Occasionally I resent the loss of 20 years in role, but most of the time I pat myself on the back for going with my feelings and not jumping into situations which didn’t feel right. I can’t know intellectually what would have happened had I transitioned in 1968 or 1978, but in my heart, I know I would have been physically or psychologically damaged (or both) by transitioning at either of those times. But the third time was the charm; it’s been marvelous since 1989, and I have absolutely no regrets.

Having a job is not only an important part of my personal identity; as I have no source of private income, it’s necessary that I work in order to stay off the street. If I had had money in the bank in 1968 or 1978, I would undoubtedly have transitioned. Even if I had physical characteristics that would have made me unlikely that I would ever pass, I would perhaps have transitioned if I had had a guaranteed income. Had I had peer or family support in 1968 or 1978, I would perhaps have made the decision to transition. I made what seemed the wisest choice under the circumstances. Had my life or body been different, my decisions might have been different.

We each of us must chart our own course based on our own circumstances and hope in the absence of any assurance that we are doing what is right for us. And then we must live with the consequences of those decisions. In an imperfect and in fact scary world, what is right for one person may be the worst thing for another.

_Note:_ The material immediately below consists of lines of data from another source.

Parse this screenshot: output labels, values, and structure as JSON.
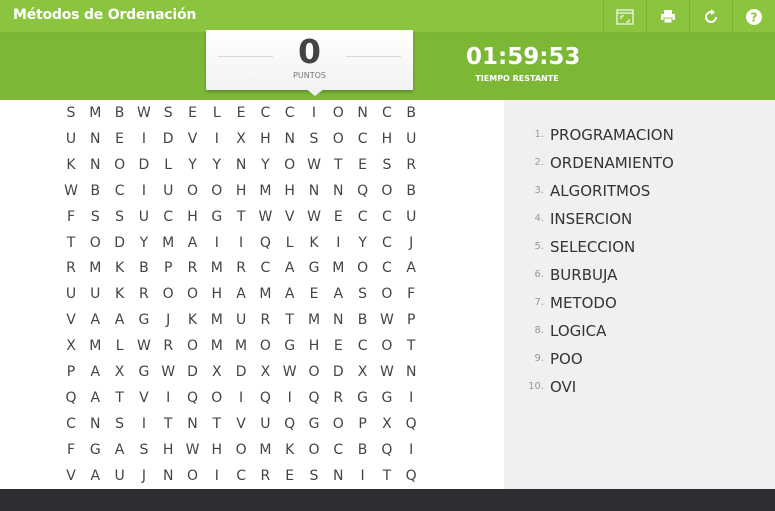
{
  "app": {
    "title": "Métodos de Ordenación",
    "toolbar": [
      {
        "icon": "fullscreen-icon"
      },
      {
        "icon": "print-icon"
      },
      {
        "icon": "restart-icon"
      },
      {
        "icon": "help-icon"
      }
    ]
  },
  "score": {
    "value": "0",
    "label": "PUNTOS"
  },
  "timer": {
    "value": "01:59:53",
    "label": "TIEMPO RESTANTE"
  },
  "grid": {
    "rows": [
      "SMBWSELECCIONCB",
      "UNEIDVIXHNSOCHU",
      "KNODLYYNYOWTESR",
      "WBCIUOOHMHNNQOB",
      "FSSUCHGTWVWECCU",
      "TODYMAIIQLKIYCJ",
      "RMKBPRMRCAGMOCA",
      "UUKROOHAMAEASOF",
      "VAAGJKMURTMNBWP",
      "XMLWROMMOGHECOT",
      "PAXGWDXDXWODXWN",
      "QATVIQOIQIQRGGI",
      "CNSITNTVUQGOPXQ",
      "FGASHWHOMKOCBQI",
      "VAUJNOICRESNITQ"
    ]
  },
  "words": [
    {
      "num": "1.",
      "text": "PROGRAMACION"
    },
    {
      "num": "2.",
      "text": "ORDENAMIENTO"
    },
    {
      "num": "3.",
      "text": "ALGORITMOS"
    },
    {
      "num": "4.",
      "text": "INSERCION"
    },
    {
      "num": "5.",
      "text": "SELECCION"
    },
    {
      "num": "6.",
      "text": "BURBUJA"
    },
    {
      "num": "7.",
      "text": "METODO"
    },
    {
      "num": "8.",
      "text": "LOGICA"
    },
    {
      "num": "9.",
      "text": "POO"
    },
    {
      "num": "10.",
      "text": "OVI"
    }
  ],
  "colors": {
    "header": "#8bc53f",
    "band": "#7cb836",
    "footer": "#2c2e32",
    "panel": "#f0f0f0"
  }
}
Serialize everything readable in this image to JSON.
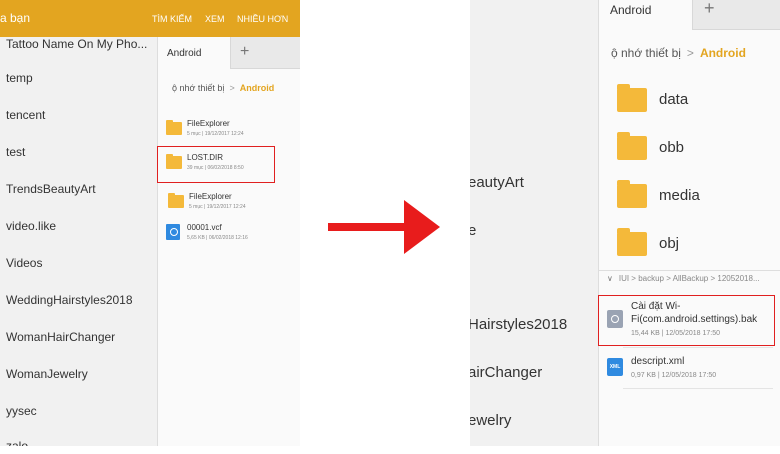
{
  "left": {
    "topbar": {
      "title": "a bạn",
      "actions": [
        "TÌM KIẾM",
        "XEM",
        "NHIỀU HƠN"
      ]
    },
    "list": [
      "Tattoo Name On My Pho...",
      "temp",
      "tencent",
      "test",
      "TrendsBeautyArt",
      "video.like",
      "Videos",
      "WeddingHairstyles2018",
      "WomanHairChanger",
      "WomanJewelry",
      "yysec",
      "zalo"
    ],
    "panel": {
      "tab_label": "Android",
      "plus": "+",
      "breadcrumb": {
        "root": "ộ nhớ thiết bị",
        "sep": ">",
        "current": "Android"
      },
      "items": [
        {
          "name": "FileExplorer",
          "meta": "5 mục  |  19/12/2017 12:24"
        },
        {
          "name": "LOST.DIR",
          "meta": "39 mục  |  06/02/2018 8:50"
        },
        {
          "name": "FileExplorer",
          "meta": "5 mục  |  19/12/2017 12:24"
        },
        {
          "name": "00001.vcf",
          "meta": "5,65 KB  |  06/02/2018 12:16"
        }
      ]
    }
  },
  "right": {
    "list": [
      "eautyArt",
      "e",
      "Hairstyles2018",
      "airChanger",
      "ewelry"
    ],
    "panel": {
      "tab_label": "Android",
      "plus": "+",
      "breadcrumb": {
        "root": "ộ nhớ thiết bị",
        "sep": ">",
        "current": "Android"
      },
      "folders": [
        "data",
        "obb",
        "media",
        "obj"
      ],
      "path": {
        "chevron": "∨",
        "text": "IUI > backup > AllBackup > 12052018..."
      },
      "files": [
        {
          "name": "Cài đặt Wi-Fi(com.android.settings).bak",
          "meta": "15,44 KB  |  12/05/2018 17:50"
        },
        {
          "name": "descript.xml",
          "meta": "0,97 KB  |  12/05/2018 17:50",
          "icon_text": "XML"
        }
      ]
    }
  },
  "colors": {
    "accent": "#e3a520",
    "highlight": "#e02020",
    "folder": "#f4b93a"
  },
  "icons": {
    "folder": "folder-icon",
    "arrow": "red-arrow-icon",
    "vcf": "contact-file-icon",
    "bak": "settings-file-icon",
    "xml": "xml-file-icon"
  }
}
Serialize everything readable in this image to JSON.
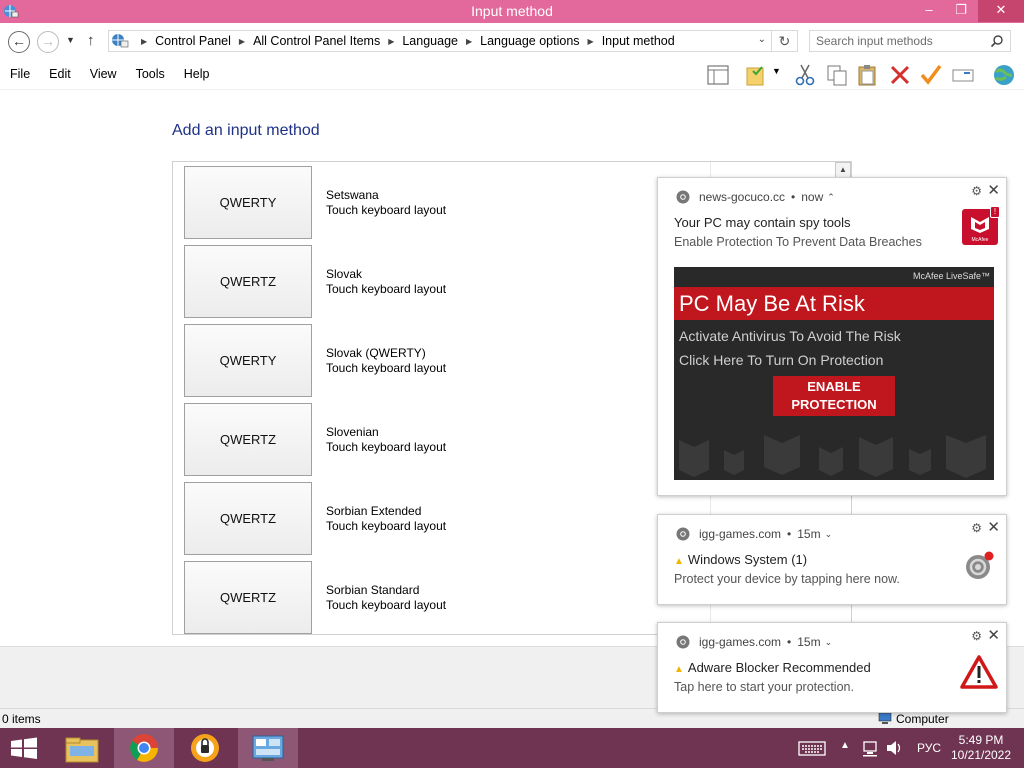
{
  "window": {
    "title": "Input method",
    "minimize": "–",
    "maximize": "❐",
    "close": "✕"
  },
  "address": {
    "crumbs": [
      "Control Panel",
      "All Control Panel Items",
      "Language",
      "Language options",
      "Input method"
    ],
    "search_placeholder": "Search input methods"
  },
  "menu": [
    "File",
    "Edit",
    "View",
    "Tools",
    "Help"
  ],
  "page": {
    "heading": "Add an input method",
    "items": [
      {
        "layout": "QWERTY",
        "name": "Setswana",
        "sub": "Touch keyboard layout"
      },
      {
        "layout": "QWERTZ",
        "name": "Slovak",
        "sub": "Touch keyboard layout"
      },
      {
        "layout": "QWERTY",
        "name": "Slovak (QWERTY)",
        "sub": "Touch keyboard layout"
      },
      {
        "layout": "QWERTZ",
        "name": "Slovenian",
        "sub": "Touch keyboard layout"
      },
      {
        "layout": "QWERTZ",
        "name": "Sorbian Extended",
        "sub": "Touch keyboard layout"
      },
      {
        "layout": "QWERTZ",
        "name": "Sorbian Standard",
        "sub": "Touch keyboard layout"
      }
    ]
  },
  "status": {
    "items": "0 items",
    "zone": "Computer"
  },
  "notifications": [
    {
      "source": "news-gocuco.cc",
      "time": "now",
      "title": "Your PC may contain spy tools",
      "message": "Enable Protection To Prevent Data Breaches",
      "thumb_text": "McAfee",
      "ad": {
        "logo": "McAfee LiveSafe™",
        "headline": "PC May Be At Risk",
        "line1": "Activate Antivirus To Avoid The Risk",
        "line2": "Click Here To Turn On Protection",
        "cta_line1": "ENABLE",
        "cta_line2": "PROTECTION"
      }
    },
    {
      "source": "igg-games.com",
      "time": "15m",
      "title": "Windows System (1)",
      "message": "Protect your device by tapping here now."
    },
    {
      "source": "igg-games.com",
      "time": "15m",
      "title": "Adware Blocker Recommended",
      "message": "Tap here to start your protection."
    }
  ],
  "taskbar": {
    "language": "РУС",
    "time": "5:49 PM",
    "date": "10/21/2022"
  },
  "colors": {
    "titlebar": "#e3689b",
    "taskbar": "#6e3452",
    "heading": "#1e3287",
    "ad_red": "#c0161e"
  }
}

The better we educate ourselves about our options and the better we pave the way beforehand for our transitions, the better our change of surviving them.